Protests this weekend against the refugee ban came very close to shutting down some airports, which was a promising start. Economic disruption is an area where the people have far more leverage than in Congress or in Parliament. That’s why economic disruption, divestment, and boycotts were used by people fighting Apartheid in South Africa, and many other places.
We need to approach the corporations that work with authoritarians in the same way. Oil companies and authoritarians have teamed up for decades around the world. I think in Canada a lot of our anti-authoritarian efforts must focus on indigenous solidarity and pipelines, and to follow the model of indigenous people at Standing Rock and Unist’ot’en.
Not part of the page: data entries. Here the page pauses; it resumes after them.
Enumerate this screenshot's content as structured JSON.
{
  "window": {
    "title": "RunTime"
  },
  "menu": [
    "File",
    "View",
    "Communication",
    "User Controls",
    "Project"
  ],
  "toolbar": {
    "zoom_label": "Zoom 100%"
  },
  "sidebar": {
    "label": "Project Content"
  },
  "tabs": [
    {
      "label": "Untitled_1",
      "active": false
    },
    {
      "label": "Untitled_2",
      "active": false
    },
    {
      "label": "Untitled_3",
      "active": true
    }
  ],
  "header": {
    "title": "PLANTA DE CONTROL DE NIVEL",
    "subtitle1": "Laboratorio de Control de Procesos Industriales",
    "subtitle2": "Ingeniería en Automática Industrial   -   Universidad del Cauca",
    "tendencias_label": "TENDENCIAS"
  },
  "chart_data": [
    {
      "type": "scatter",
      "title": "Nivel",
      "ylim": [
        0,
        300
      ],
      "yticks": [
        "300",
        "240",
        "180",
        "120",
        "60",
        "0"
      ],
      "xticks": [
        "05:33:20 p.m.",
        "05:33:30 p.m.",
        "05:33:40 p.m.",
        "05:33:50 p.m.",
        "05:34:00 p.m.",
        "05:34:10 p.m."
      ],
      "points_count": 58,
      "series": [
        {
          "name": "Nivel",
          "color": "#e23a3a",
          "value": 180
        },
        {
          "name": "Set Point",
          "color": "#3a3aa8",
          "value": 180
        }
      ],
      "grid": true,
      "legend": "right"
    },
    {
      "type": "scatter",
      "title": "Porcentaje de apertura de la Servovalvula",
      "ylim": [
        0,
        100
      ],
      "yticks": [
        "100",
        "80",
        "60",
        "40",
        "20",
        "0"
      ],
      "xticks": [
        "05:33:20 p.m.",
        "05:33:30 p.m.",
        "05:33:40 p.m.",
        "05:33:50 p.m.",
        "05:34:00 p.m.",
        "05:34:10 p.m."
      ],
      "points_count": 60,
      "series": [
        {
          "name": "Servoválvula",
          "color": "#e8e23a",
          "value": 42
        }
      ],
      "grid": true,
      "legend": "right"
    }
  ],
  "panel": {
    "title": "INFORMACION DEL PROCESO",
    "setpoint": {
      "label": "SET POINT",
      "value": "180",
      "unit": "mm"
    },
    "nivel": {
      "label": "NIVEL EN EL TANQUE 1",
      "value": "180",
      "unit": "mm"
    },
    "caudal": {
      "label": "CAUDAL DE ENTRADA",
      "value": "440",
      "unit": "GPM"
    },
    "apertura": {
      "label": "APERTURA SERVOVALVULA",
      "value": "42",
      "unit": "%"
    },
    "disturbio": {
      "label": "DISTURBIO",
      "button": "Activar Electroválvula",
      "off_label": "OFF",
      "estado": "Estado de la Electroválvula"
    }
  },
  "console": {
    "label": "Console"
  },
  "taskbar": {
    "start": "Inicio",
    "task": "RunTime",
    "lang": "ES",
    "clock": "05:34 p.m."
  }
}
As for the fascists: There’s only one thing that can stop them now. Us. Us being brave, being organized, and working together. Standing up and fighting back.
Anti-authoritarians can win, but it takes work and commitment. And will take more than marching and carrying a sign. One of the reasons Trump has done so many terrible things in the first week is because he thinks that people will get tired of marching, tired of protesting, and that he can then go on and do whatever he wants. So let’s work together and prove him wrong.
Let’s show that we refuse to be intimidated. We refuse to be terrorized into silence and submission. That we will stand up, and fight injustice.
To conclude, I want to make sure that all the new people here know an old chant. This is call and response. I’ll ask you question, and the answer is, “stand up, fight back”.
Refugees under attack, what do we do?
[STAND UP FIGHT BACK]
Indigenous people under attack, what do we do?
[STAND UP FIGHT BACK]
Women under attack, we do we do?
[STAND UP FIGHT BACK]
Planet Earth under attack, what do we do?
[STAND UP FIGHT BACK]